In the past, the cost of gas in Australia has been relatively inexpensive, meaning gas hot water systems were cheap to run. However over the past decade the cost of gas has increased and they are not as affordable to run as they previously were. Gas companies also charge a high connection fee which does not apply to heat pumps as almost every household already is connected to the electricity grid.
Costs & Savings
The Hydrotherm uses approximately 0.8kWh. In comparison, an electric hot water systems use approximately 3.6kWh of electricity. Both systems heat at almost the same rate. Therefore instead of being charge for 3.6kWh you will only be charged for 0.8kWh, dramatically reducing your bill and energy consumption.
A standard installation cost is described as a ‘like for like’ scenario, where the old unit can be pulled out and the new unit can be put straight into place with all the plumbing and drainage easily accessible. The installation cost of a Hydrotherm should reflect that of an electric installation and should include a full valve kit, Form 4, piping, lagging, labour and it may also include the removal of the old system. This is, however just a guide, please ensure you speak with the plumber and finalise the cost as every install differs. The typical cost for a like for like scenario is typically $500 to $1,200.
The Hydrotherm’s average savings will depend on some key factors, including your current hot water usage rate, the type of hot water system you have and what tariff that system is connect to. The Hydrotherm DYNAMIC/X8 can save between 60-80% of your hot water energy usage, which can account to hundreds of dollars a year. To find out how much you can potentially save, visit out Savings Calculator here.
STC Assignment & Warranty Process
Small-Scale Technology Certificates (STCs), previously known as Renewable Energy Certificates (RECs), are based on the energy (MWh) the system will save over a 15 year life span. STCs are purchased by energy companies in order reach compliance levels. Click here for further information about the Clean Energy Regulator. For simplicity sake, STCs are effectively a government rebate on heat pumps and solar PV systems.
As Hydrotherm deals directly with customers, we are able to offer the STCs as an upfront discount off the full system cost as opposed to customers or installers claiming the STCs. The upfront discount amount depends on your postcode and are calculated automatically at time of purchase.
In order for Hydrotherm to process the STCs on behalf of customers, we require a small amount of documentation.
Firstly, we require a completed STC Assignment & Warranty form to be completed once the system has been installed. Customers receive an electronic version of the form at time of purchase.
Secondly, Hydrotherm will require just one proof of installation from the customer. We can can use any of the following:
Hydrotherm does not process any other rebate for customers. However some states may have additional incentives for installing a heat pump.
An A5 alarm is caused by an oversensitivity in the pressure switch which is a safety precaution for cold climates. To learn how to turn off the A5 alarm, click here. Note that turning off the alarm will not affect the performance of the unit.
First you should test if the system is heating correctly. To do this, release the PTR valve for 10-20 seconds and observe if the expelled water is indeed hot (note that the water is very hot so beware of scalding). If the water is not hot, please contact us.
If the water is indeed hot, the issue is most likely a faulty Tempering valve.
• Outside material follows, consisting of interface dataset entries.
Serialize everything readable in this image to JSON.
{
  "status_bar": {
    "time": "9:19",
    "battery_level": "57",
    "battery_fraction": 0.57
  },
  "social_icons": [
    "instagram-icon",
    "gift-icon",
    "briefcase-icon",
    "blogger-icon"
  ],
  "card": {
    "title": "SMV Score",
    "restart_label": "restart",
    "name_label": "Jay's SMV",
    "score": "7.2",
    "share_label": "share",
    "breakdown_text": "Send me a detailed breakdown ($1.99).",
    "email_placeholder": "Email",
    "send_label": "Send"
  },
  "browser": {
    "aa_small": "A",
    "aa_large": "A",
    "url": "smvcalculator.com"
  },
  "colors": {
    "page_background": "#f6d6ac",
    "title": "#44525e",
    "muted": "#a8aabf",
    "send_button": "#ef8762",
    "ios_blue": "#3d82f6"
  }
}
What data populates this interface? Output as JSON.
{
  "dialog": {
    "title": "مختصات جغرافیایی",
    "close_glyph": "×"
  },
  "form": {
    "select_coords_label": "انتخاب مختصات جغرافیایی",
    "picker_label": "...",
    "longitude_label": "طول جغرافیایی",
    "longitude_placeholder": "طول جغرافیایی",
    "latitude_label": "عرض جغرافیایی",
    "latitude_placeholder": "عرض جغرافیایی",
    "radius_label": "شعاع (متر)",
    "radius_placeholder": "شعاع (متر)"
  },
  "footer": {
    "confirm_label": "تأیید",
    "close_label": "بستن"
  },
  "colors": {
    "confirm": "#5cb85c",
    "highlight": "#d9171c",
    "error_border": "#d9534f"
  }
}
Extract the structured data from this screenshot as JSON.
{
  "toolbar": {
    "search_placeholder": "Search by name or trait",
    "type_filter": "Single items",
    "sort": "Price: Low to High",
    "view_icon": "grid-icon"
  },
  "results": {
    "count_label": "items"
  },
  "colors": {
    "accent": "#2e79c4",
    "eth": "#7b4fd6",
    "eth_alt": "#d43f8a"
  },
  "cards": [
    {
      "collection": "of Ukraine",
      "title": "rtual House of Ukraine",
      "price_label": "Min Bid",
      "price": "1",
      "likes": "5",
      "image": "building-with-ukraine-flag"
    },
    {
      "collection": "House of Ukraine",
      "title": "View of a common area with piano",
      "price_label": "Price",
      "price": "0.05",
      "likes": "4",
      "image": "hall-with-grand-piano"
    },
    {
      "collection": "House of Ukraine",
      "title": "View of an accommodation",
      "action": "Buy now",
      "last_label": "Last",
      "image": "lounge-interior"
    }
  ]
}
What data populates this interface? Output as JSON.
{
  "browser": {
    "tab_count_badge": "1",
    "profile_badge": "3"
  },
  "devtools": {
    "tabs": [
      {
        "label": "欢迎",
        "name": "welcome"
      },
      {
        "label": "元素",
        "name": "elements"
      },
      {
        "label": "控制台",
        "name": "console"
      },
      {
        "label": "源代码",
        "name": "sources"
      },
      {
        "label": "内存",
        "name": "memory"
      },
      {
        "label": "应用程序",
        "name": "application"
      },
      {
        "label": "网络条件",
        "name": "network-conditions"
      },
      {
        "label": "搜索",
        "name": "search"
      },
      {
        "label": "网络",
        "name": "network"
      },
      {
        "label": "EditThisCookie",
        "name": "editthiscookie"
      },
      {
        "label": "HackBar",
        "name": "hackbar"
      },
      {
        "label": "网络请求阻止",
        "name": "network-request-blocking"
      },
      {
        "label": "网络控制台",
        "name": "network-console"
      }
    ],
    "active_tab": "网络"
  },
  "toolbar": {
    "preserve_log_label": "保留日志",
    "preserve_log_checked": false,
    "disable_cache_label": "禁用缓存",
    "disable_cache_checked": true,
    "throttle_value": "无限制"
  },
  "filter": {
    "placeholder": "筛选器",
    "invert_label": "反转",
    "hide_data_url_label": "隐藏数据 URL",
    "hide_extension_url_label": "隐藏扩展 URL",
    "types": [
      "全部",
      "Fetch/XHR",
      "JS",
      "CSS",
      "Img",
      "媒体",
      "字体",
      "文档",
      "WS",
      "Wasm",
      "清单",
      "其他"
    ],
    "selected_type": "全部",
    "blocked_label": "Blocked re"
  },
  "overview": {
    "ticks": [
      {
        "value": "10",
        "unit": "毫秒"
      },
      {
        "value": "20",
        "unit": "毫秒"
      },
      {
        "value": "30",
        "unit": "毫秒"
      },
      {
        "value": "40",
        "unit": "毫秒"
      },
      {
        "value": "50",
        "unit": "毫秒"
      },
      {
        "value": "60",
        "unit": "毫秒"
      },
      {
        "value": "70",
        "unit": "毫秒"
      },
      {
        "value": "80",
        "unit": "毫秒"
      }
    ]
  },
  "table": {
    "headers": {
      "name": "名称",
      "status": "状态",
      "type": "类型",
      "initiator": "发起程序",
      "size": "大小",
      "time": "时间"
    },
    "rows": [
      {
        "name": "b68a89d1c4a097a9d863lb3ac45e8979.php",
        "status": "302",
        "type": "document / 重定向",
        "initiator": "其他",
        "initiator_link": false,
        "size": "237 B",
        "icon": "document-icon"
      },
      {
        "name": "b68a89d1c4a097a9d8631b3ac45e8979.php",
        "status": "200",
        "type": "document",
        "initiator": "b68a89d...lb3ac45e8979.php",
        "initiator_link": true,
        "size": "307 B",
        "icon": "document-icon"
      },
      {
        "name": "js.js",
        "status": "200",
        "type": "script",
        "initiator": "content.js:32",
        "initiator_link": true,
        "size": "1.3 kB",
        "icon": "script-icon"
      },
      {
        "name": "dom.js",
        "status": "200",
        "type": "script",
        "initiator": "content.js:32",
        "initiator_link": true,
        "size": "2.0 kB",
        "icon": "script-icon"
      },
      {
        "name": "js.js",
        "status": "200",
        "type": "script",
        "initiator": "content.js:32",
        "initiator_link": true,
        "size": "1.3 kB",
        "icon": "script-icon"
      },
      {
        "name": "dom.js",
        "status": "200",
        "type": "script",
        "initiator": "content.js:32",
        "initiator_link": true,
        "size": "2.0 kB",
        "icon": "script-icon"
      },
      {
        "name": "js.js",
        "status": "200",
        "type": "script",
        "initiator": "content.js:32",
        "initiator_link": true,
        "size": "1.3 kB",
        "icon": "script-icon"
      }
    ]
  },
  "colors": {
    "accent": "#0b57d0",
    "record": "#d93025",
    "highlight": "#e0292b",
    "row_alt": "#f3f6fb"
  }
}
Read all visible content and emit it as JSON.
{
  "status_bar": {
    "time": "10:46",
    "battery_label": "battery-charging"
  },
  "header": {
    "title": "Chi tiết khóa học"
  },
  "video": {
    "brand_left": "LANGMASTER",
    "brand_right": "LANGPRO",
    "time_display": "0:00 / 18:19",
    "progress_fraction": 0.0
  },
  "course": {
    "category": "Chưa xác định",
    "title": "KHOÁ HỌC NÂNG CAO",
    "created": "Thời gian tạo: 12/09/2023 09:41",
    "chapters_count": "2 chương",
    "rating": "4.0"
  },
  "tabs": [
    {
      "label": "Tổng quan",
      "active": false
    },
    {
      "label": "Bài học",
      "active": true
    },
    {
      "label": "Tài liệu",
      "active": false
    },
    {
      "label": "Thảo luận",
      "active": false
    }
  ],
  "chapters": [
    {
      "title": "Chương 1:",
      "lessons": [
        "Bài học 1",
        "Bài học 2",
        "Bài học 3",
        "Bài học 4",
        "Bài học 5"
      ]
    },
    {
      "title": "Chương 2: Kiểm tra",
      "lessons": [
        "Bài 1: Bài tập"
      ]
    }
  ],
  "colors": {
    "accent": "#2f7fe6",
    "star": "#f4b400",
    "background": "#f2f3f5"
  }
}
Tempering valves mix hot and cold water to ensure your tap water is at a constant temperature as to avoid scalding. Please contact the plumber who installed the system or one of our Partner Plumbers, who can then replace the faulty valve.